Task goal - Using the records below, find every line that includes "kind" and copy it.

================================

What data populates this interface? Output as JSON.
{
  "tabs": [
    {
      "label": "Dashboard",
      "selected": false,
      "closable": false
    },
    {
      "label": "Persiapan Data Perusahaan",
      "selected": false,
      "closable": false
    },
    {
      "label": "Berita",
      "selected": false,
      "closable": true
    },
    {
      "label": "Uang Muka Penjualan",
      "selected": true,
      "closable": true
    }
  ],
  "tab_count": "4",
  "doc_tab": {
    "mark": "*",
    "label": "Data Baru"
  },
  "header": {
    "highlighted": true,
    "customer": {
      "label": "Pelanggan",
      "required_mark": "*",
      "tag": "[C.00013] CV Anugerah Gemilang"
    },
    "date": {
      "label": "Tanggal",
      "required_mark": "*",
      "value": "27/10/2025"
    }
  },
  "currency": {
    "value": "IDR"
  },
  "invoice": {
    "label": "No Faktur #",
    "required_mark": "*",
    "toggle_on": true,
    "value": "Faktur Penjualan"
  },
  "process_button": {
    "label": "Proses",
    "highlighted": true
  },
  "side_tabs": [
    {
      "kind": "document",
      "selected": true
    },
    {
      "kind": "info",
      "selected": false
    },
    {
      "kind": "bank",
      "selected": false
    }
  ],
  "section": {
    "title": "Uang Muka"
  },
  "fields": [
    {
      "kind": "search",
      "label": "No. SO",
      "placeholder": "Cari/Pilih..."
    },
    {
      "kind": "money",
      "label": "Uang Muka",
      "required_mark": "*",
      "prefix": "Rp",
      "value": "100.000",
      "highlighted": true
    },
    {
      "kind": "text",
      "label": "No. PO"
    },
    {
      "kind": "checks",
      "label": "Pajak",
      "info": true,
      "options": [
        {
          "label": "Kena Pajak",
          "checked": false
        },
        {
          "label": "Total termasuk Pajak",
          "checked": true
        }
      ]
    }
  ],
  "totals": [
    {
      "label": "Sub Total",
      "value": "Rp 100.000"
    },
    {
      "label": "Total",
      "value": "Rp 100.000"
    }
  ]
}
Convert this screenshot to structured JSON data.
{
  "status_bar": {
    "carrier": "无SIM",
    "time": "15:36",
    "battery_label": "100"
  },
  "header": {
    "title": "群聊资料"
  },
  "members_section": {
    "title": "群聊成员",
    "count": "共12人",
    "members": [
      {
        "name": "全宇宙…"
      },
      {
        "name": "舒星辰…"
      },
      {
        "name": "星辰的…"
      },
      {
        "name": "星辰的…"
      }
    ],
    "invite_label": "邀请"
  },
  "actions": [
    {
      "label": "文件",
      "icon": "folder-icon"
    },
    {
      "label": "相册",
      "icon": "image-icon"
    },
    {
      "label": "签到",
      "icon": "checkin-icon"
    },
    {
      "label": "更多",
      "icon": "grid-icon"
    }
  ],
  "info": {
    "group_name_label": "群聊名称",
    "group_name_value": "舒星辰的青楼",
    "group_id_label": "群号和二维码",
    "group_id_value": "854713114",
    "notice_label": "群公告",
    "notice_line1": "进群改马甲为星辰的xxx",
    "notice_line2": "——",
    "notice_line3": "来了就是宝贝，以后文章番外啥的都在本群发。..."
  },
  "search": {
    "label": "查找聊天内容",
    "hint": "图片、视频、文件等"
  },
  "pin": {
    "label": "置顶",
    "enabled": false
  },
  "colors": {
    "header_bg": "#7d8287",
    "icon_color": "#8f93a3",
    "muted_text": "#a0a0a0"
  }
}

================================

Answer to the problem -
      "kind": "document",
      "kind": "info",
      "kind": "bank",
      "kind": "search",
      "kind": "money",
      "kind": "text",
      "kind": "checks",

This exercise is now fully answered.